Stephanie Moise: Ah, another song from the Weeknd about drugs and sex. To be fair, he's pretty damn good at setting that mood. This one is a little bit more fast paced and funky, I'm ready for the requisite comparisons to Bruno Mars, Michael Jackson, etc. It's not his best; I don't even like it more than his other new one, "The Hills." And it feels weird to hear The Weeknd's music sound almost upbeat, even if the lyrics stay the same. Overall, while it's a nice attempt at trying something new, I don't think it's a successful one. C+

Average: B-

Dan Auerbach’s The Arcs, “Stay In My Corner”

Genevieve Oliver: This is gearing up to be the Summer of Soul Nostalgia, and I’m only somewhat weirded out by it. “Stay in My Corner” is a good listen but I’ll be listening to Leon Bridges while I get stoned in the park. B-

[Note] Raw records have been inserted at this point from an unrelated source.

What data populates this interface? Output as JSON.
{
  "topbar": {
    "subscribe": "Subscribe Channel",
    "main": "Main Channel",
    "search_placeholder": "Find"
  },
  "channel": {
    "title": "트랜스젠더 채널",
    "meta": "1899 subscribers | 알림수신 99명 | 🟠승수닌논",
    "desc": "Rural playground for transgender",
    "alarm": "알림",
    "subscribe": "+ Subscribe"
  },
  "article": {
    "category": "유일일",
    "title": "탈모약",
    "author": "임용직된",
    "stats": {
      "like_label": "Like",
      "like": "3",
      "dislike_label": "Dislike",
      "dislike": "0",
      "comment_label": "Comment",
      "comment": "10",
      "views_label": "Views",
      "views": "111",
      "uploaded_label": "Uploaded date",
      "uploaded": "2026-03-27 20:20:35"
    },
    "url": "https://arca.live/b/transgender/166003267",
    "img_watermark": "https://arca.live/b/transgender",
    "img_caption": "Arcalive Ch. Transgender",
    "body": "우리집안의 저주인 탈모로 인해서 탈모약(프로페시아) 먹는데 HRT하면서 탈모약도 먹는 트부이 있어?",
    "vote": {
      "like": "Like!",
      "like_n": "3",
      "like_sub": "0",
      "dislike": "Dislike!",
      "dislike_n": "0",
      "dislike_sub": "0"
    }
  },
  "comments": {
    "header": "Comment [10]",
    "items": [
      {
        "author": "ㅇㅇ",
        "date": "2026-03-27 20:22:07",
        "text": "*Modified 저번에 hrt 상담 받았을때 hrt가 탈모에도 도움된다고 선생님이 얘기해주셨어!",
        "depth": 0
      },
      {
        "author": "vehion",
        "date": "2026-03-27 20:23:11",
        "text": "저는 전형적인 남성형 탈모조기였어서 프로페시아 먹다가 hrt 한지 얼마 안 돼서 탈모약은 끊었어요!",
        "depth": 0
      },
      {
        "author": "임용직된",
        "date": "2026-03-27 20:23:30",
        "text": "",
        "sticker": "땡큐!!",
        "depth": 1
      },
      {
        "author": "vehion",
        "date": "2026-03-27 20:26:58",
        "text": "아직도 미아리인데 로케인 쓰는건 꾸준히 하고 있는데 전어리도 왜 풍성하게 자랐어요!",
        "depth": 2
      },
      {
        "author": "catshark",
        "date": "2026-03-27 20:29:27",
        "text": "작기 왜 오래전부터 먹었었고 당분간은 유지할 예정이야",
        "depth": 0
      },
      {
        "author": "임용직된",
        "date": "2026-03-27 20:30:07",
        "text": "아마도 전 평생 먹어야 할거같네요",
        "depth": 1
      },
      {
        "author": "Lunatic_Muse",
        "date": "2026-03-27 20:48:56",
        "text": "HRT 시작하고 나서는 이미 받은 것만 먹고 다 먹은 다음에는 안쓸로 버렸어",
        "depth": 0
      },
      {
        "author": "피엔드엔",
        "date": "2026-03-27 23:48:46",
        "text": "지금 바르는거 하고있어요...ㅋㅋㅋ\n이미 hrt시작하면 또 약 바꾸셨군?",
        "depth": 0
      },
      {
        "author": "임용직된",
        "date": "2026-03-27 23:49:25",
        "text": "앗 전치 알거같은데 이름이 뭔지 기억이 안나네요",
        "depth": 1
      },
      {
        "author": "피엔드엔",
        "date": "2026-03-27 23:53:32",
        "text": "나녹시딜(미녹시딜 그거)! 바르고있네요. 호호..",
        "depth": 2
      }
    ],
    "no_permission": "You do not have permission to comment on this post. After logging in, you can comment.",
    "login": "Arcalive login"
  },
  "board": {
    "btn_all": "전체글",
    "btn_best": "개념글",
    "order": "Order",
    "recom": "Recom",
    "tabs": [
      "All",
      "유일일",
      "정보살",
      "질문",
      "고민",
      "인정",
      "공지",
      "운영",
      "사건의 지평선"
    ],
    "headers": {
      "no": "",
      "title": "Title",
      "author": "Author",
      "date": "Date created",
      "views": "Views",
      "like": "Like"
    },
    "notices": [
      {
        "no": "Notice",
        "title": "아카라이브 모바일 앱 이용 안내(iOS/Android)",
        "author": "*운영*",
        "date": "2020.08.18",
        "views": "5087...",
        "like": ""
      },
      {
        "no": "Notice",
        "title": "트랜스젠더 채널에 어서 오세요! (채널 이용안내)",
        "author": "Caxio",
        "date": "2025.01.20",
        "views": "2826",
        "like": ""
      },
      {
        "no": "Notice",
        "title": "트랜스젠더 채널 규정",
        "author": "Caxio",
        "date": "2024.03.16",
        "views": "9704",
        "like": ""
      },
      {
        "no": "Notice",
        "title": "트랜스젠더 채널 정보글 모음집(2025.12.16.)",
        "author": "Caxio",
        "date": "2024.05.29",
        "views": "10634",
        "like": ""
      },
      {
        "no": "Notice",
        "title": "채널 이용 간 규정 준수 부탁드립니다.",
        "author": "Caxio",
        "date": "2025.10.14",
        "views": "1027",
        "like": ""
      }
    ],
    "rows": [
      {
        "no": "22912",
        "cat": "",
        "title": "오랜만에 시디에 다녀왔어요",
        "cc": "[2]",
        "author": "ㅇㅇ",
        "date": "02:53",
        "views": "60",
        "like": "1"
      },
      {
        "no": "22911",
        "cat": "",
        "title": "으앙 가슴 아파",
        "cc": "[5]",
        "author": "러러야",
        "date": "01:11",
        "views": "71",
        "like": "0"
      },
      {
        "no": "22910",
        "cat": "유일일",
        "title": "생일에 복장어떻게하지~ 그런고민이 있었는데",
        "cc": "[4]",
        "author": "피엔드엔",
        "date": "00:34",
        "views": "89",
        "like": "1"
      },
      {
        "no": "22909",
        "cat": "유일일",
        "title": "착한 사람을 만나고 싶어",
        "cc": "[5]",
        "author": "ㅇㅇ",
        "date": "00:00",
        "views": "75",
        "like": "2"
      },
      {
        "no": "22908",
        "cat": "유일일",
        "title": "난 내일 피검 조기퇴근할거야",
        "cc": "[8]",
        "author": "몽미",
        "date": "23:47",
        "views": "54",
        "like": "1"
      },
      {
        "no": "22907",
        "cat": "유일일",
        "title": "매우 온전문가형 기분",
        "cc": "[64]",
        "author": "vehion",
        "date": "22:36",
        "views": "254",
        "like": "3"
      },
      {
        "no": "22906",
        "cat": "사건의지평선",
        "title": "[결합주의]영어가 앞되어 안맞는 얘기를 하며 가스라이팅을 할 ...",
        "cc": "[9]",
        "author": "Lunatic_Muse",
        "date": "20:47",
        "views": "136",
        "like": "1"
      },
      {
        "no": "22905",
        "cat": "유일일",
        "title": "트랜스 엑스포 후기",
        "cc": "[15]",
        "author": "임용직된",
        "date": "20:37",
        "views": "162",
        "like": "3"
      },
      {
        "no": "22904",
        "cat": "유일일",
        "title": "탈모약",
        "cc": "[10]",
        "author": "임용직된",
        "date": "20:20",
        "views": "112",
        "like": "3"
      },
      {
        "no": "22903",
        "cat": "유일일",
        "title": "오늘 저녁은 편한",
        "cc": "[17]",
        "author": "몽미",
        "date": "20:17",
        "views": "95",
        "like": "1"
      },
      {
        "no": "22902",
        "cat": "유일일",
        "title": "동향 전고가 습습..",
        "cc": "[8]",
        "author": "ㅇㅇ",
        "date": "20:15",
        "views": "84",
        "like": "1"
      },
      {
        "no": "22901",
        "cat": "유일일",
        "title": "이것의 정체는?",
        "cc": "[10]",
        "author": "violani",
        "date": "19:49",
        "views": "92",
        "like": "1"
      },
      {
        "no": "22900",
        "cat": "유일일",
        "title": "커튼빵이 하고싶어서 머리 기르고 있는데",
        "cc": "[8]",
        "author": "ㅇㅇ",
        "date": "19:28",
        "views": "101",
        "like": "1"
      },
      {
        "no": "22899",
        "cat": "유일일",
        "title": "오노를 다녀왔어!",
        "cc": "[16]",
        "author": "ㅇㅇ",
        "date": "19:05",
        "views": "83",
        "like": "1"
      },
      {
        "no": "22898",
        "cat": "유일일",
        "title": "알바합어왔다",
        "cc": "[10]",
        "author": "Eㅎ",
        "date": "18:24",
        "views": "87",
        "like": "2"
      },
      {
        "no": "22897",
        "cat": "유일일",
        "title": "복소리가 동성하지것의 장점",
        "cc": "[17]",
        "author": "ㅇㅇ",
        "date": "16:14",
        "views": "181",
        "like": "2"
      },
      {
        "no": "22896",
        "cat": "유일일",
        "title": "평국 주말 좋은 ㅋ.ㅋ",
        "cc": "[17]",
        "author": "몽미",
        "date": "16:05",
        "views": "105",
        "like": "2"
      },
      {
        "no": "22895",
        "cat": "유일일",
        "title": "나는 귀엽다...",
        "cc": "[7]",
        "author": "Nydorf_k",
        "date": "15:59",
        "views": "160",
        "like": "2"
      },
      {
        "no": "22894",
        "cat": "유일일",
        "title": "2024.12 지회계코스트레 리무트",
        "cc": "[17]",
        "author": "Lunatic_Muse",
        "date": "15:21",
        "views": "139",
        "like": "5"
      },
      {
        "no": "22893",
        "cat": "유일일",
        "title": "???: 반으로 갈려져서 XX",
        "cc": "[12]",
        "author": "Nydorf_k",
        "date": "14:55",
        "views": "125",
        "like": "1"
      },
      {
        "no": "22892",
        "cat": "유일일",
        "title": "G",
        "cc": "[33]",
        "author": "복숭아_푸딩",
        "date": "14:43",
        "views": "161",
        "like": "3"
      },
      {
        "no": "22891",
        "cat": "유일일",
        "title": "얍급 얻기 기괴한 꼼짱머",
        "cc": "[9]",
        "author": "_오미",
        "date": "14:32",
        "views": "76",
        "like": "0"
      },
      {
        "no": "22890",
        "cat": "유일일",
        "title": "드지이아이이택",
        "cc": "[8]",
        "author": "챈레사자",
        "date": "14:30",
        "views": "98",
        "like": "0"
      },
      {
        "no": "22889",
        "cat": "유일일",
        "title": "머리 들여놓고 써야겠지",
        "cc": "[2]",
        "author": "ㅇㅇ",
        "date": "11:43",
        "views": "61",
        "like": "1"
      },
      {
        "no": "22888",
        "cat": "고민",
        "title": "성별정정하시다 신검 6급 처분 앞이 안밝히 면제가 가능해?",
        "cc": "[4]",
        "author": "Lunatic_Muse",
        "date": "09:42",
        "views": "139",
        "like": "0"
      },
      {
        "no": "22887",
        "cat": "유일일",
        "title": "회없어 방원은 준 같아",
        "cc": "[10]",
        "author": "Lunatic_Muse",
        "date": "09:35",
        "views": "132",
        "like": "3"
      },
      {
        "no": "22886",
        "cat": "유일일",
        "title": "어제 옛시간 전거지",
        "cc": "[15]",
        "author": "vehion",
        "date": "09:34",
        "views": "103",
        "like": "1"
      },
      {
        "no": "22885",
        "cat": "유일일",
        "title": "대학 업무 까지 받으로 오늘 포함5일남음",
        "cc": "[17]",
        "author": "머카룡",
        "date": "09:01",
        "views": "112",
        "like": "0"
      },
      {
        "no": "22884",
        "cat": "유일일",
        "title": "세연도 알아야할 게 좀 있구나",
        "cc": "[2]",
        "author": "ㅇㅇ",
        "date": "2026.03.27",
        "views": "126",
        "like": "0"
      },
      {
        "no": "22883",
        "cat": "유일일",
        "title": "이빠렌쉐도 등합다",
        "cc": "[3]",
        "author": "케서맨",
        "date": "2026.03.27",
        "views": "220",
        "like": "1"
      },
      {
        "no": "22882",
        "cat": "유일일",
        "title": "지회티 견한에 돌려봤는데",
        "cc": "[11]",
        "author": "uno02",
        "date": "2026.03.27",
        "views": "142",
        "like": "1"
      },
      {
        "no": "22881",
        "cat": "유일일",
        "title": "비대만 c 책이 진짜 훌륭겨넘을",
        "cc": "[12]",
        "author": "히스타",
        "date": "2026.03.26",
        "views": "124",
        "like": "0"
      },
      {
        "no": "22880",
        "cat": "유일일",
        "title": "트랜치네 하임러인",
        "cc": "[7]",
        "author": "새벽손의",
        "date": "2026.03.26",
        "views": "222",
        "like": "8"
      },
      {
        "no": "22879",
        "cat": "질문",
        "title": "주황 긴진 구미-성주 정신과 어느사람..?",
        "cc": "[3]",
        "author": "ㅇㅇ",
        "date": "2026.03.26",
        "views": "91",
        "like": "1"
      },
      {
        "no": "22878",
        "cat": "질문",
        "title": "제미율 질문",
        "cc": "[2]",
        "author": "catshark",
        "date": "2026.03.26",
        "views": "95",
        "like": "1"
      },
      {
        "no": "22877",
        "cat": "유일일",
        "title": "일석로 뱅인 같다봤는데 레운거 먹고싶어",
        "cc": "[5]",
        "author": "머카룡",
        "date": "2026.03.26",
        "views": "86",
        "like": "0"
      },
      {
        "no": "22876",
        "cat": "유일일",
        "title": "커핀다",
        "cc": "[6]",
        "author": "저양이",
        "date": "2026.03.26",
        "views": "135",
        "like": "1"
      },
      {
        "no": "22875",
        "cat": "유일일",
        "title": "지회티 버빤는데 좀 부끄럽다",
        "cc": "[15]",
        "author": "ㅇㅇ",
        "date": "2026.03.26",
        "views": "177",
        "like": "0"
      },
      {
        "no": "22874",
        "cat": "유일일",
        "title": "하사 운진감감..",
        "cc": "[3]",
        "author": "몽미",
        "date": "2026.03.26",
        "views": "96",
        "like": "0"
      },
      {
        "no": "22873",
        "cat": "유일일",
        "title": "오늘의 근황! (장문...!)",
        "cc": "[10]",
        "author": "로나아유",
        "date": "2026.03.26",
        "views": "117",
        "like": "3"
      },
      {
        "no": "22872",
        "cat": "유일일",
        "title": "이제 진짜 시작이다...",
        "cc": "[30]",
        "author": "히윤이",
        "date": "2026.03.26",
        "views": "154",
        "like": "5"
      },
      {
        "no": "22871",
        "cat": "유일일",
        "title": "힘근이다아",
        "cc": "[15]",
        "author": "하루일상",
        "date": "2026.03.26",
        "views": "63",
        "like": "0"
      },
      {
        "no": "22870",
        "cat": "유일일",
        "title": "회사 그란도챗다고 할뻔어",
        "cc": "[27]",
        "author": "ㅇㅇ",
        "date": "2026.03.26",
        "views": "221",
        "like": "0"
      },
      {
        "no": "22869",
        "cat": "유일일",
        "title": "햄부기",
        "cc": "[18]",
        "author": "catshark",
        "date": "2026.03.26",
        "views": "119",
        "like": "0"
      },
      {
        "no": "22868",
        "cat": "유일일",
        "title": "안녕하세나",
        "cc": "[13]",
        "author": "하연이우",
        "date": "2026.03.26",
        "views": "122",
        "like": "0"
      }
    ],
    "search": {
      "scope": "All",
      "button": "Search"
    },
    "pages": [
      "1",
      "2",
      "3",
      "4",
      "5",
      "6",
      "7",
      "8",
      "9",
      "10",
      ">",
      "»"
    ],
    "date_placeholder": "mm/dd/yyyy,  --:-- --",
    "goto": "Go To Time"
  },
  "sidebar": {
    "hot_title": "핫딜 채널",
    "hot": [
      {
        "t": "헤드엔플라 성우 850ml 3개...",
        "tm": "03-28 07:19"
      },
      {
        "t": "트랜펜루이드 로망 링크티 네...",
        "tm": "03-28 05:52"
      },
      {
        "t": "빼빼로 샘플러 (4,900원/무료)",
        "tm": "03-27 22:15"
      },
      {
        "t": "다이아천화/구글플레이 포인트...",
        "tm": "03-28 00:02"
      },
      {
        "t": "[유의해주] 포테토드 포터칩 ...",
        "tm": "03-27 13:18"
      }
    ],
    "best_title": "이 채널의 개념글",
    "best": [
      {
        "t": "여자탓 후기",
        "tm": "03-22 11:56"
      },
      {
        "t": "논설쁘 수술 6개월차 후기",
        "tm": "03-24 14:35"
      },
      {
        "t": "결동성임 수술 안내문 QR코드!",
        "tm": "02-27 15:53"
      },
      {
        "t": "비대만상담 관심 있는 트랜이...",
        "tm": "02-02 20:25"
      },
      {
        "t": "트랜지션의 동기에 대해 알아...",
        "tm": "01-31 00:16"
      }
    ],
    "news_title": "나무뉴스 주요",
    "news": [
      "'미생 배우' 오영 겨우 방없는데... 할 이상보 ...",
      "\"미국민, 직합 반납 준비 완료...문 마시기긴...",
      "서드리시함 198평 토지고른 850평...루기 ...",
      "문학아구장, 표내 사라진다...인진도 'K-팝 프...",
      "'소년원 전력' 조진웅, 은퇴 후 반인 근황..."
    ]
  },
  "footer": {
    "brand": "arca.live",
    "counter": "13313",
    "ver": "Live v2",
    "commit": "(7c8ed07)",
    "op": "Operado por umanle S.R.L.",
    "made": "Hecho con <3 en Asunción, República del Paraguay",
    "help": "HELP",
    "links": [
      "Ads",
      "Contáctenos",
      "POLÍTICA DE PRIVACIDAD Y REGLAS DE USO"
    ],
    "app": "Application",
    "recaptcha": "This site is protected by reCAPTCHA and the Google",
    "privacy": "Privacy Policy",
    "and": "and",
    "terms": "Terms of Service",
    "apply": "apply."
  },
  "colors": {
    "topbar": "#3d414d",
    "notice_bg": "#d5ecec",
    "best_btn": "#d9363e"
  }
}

Nathan Wisnicki: Dan Auerbach’s new side project sounds, on the basis of this song, like a mix of Tame Impala’s chill-out and Real Estate’s slight jangle. If that sounds good to you, godspeed. Me, I fail to hear anything here that I can’t get better (and less unctuously) from the late-‘80s/early-‘90s proto-twee music…well, except for the loudness. And the lethargic tempo. C

Zach Bernstein: I've never found the work of Dan Auerbach's Black Keys particularly interesting. I can't exactly describe it - maybe it's the heaviness of their sound that weighs me down. The same thing holds true for me with most of Jack White's body of work as well. Either way, in keeping with that precedent, this track doesn't really do it for me either. I'm not denying the artistry - it's well constructed, well produced, and pretty sounding, but not a song I would listen to more than once. C+

Sam Catlin: ¯\_(ツ)_/¯ C-

Average: C+